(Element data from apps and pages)
# # # # # # #
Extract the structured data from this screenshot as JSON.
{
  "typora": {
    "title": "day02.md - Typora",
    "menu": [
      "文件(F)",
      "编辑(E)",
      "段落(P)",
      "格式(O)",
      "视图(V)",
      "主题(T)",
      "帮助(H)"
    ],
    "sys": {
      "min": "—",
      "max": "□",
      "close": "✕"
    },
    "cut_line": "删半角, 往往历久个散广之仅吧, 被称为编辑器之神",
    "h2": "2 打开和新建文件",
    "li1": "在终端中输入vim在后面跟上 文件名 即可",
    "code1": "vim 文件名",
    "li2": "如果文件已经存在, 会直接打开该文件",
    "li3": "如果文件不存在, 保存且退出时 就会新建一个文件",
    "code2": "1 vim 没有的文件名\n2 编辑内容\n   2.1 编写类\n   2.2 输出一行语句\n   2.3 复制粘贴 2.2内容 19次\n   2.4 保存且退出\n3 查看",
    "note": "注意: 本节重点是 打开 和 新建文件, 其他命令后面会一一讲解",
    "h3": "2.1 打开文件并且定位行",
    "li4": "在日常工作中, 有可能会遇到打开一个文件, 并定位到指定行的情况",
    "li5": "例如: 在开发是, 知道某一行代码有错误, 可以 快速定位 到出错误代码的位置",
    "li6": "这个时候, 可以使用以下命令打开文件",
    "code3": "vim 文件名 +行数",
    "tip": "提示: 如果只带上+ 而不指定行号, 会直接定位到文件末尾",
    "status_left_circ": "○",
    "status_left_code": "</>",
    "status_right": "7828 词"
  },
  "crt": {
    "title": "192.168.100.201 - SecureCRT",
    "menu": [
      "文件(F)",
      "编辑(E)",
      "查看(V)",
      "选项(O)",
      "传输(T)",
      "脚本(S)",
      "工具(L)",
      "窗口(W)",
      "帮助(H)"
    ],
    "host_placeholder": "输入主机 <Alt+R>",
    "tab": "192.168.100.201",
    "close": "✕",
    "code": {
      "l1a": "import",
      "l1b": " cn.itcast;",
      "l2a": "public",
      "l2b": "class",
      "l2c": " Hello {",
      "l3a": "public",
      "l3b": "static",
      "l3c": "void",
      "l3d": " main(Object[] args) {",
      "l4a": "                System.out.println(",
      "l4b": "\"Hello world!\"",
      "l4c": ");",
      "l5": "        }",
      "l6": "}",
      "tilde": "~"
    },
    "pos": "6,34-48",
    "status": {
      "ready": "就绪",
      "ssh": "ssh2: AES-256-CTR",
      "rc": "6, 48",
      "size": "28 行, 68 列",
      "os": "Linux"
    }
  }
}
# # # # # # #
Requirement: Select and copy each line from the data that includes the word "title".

Response area:
    "title": "day02.md - Typora",
    "title": "192.168.100.201 - SecureCRT",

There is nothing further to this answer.